5. Various of Lebanese army vehicles near metal barriers closing off road
6. Pan of crowds in Martyrs'' square
7. Mid of crowds
8.; SOUNDBITE (Arabic) Khaled Daher, Member of parliament:
"The crowds that are here today are loyal to the man (referring to former prime minister Rafik Hariri) who sacrificed his blood and soul for the sake of Lebanon in all its sects and parties and for the sake of free, sovereign and independent Lebanon."
9. Mid of crowds
10. Pan of former Prime Minister Rafik Hariri''s grave
Thousands of flag waving Lebanese gathered in Beirut''s main square on Sunday to mark the fifth anniversary of the killing of former Prime Minister Rafik Hariri.
As in previous years, tens of thousands of people from across the country are expected to take part, despite a serious rift within the ranks of the pro-Western ruling coalition, now headed by the slain Hariri''s son, the
current prime minister.
It also comes after Prime Minister Saad Hariri reconciled with Damascus, whom he has openly accused of killing his father in the 2005 Valentine''s Day truck bombing.
The 40-year-old Hariri now heads a unity government which includes the Syrian-backed former opposition.
The head of the international tribunal on Rafik Hariri''s assassination sought to reassure Lebanese last week that the investigation is on track, but there are growing concerns in the country that work is languishing in the case.
The Netherlands-based Special Tribunal for Lebanon was formed one year ago after years of investigations. But progress in starting trials has been slow - and it is still unknown who might be charged in the case.
Rafik Hariri had close ties with Western leaders and was credited with helping rebuild Lebanon''s capital after the 1975-1990 civil war.
In the last few months before his assassination, he had tried to limit Syria''s influence over Lebanon, and many accused Syria of involvement in his killing. Syria denies those accusations.
His death saw the rise of a US- and Saudi-backed alliance that became known as the March 14 coalition, named after a day of massive anti-Syrian protests dubbed the "Cedar Revolution."

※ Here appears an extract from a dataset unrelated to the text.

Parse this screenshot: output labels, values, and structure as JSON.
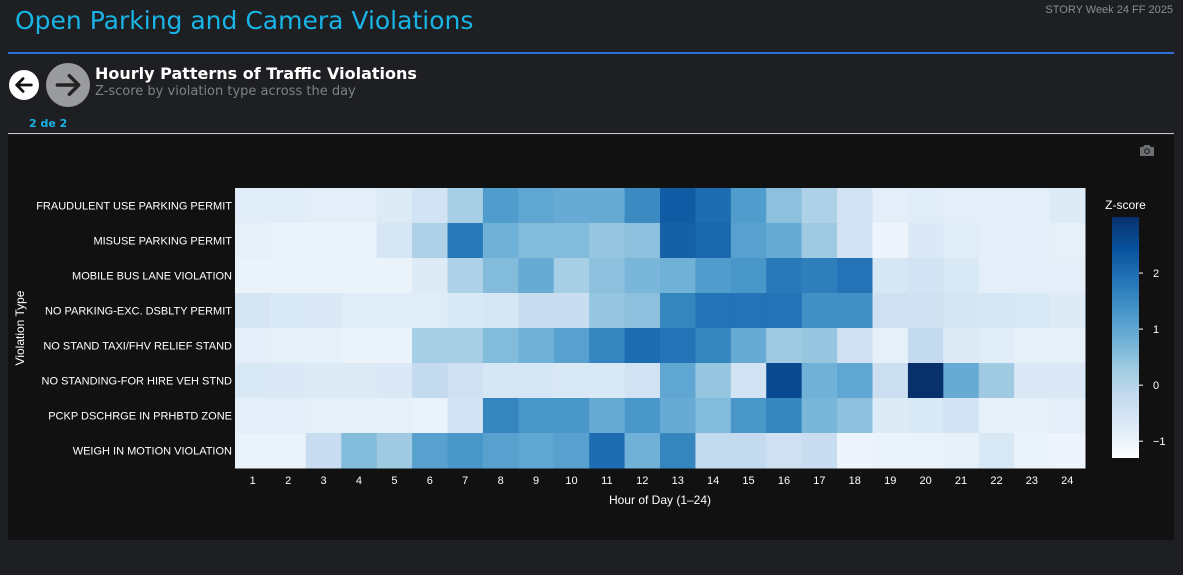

The demonstrations eventually led to the withdrawal of Syrian troops from the country, ending a 29-year military presence.
Sunday''s rally in Beirut''s Martyrs'' Square is an attempt by Saad Hariri and his allies to regain some of the political momentum lost following a major rift within its ranks.
Druse leader Walid Jumblatt - once a key figure in the March 14 alliance and a vehement critic of Syria who even called for President Bashar''s Assad''s overthrow - quit the Western-backed coalition in August and moved closer to
the rival Hezbollah-led camp.
He now calls for "distinctive relations" with Syria and says he''s prepared to also visit Damascus.
Jumblatt grudgingly said he will accompany Hariri to Sunday''s rally but, will not be one of the speakers.
Jumblatt''s defection, as well as Hariri''s landmark visit to Syria in December, gave the impression of a weakening alliance, and Sunday''s rally is seen as an occasion to try and regroup.
Hariri said in a televised interview this week that the massive rally would prove that the March 14 coalition "still exists."